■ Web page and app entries

-- -- --

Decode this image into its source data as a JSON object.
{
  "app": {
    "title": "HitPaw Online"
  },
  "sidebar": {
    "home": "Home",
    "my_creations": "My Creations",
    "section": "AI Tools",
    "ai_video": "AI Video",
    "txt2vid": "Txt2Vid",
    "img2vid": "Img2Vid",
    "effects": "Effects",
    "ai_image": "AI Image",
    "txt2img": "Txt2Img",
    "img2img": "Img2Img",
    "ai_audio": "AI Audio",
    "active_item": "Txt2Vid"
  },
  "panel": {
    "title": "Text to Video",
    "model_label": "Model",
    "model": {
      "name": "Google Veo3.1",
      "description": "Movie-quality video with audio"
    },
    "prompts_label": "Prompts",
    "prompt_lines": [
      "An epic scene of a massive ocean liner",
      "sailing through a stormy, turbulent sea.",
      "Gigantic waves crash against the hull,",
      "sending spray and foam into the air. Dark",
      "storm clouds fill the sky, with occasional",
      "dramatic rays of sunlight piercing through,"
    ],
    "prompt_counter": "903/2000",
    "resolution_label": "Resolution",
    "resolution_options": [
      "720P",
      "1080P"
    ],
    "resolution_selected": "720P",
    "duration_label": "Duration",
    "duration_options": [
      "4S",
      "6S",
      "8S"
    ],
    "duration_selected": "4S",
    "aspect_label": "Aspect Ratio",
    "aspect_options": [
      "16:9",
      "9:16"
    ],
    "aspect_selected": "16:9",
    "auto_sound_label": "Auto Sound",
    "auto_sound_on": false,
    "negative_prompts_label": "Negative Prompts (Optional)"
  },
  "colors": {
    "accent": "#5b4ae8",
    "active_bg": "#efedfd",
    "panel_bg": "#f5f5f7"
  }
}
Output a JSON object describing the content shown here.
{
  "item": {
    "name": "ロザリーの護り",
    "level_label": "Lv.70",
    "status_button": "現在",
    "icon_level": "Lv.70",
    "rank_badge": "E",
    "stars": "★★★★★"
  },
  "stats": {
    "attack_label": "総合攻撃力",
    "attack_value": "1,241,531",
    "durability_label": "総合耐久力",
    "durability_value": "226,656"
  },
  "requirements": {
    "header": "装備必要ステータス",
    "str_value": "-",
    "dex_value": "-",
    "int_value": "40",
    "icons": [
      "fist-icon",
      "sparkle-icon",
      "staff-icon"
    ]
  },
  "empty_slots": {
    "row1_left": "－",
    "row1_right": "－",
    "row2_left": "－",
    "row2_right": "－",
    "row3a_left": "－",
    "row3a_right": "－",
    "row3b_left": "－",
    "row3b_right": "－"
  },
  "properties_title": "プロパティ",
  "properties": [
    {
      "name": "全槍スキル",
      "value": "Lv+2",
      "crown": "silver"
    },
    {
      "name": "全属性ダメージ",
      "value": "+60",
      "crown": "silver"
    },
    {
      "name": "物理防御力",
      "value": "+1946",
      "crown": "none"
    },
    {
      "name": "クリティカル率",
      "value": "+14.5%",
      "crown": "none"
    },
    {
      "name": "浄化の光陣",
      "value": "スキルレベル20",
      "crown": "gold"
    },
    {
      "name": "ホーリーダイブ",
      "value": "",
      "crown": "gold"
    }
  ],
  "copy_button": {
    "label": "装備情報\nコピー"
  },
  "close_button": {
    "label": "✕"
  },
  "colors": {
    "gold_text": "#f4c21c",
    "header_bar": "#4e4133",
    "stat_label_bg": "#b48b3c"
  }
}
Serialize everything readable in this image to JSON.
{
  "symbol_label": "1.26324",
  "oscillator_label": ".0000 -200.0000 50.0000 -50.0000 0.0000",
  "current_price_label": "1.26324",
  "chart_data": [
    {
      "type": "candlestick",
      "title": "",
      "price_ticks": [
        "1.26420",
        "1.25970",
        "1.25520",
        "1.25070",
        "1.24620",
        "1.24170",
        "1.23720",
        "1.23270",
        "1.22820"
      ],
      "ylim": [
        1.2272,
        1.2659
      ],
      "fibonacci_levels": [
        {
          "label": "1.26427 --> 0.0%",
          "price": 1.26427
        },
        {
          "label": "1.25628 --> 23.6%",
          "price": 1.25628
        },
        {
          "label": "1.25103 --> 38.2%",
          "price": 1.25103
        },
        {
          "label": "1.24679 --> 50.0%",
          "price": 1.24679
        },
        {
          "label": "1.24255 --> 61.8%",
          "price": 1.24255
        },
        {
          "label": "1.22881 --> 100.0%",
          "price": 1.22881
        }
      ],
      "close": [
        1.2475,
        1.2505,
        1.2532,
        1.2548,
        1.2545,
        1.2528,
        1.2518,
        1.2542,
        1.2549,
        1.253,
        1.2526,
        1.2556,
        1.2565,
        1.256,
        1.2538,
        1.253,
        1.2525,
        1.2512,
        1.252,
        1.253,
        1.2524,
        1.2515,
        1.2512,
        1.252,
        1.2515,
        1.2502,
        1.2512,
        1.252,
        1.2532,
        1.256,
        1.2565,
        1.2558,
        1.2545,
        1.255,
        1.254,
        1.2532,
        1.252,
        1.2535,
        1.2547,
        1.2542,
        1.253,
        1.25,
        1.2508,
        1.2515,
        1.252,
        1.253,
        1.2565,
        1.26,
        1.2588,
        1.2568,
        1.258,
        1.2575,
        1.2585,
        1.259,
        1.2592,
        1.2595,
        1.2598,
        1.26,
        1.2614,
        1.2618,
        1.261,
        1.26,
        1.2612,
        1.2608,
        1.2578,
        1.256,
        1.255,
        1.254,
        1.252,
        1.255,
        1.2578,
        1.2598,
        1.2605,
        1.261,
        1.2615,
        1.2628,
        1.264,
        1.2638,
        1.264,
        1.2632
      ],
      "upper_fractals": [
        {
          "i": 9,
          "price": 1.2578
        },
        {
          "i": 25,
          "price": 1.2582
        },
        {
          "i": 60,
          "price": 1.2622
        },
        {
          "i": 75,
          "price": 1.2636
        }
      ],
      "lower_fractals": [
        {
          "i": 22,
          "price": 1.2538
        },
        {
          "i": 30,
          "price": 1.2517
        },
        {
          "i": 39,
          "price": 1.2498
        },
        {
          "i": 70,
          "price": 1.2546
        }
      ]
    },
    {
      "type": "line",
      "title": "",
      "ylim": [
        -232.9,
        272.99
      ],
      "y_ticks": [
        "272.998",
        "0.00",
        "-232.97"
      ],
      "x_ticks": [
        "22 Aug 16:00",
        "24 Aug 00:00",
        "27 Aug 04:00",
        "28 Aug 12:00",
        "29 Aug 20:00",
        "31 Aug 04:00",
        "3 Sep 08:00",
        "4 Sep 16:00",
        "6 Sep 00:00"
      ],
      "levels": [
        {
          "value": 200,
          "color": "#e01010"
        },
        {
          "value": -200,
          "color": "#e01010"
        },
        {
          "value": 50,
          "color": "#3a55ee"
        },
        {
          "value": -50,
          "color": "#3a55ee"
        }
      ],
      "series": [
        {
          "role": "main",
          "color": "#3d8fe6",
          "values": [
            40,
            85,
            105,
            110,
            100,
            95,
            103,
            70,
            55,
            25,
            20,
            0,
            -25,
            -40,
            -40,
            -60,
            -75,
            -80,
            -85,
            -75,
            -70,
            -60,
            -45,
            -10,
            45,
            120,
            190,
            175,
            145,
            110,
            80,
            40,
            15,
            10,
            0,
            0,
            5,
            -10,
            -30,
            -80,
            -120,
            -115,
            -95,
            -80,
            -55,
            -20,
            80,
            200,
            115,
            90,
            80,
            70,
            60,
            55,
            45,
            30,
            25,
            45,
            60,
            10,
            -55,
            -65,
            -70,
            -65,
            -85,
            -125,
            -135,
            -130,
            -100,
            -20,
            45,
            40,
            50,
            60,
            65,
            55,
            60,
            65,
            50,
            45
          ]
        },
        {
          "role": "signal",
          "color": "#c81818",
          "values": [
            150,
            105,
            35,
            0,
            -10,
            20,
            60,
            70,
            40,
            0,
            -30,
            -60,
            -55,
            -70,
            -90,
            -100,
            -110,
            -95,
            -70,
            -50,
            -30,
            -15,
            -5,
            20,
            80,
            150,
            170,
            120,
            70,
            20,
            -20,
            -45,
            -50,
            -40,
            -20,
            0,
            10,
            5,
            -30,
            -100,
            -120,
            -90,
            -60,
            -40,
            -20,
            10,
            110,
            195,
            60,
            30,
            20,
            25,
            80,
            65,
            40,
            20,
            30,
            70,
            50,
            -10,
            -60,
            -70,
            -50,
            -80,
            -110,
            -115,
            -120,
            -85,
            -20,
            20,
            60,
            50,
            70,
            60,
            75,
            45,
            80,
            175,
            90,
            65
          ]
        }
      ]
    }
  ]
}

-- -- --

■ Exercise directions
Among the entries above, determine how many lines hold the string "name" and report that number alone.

■ Response below
8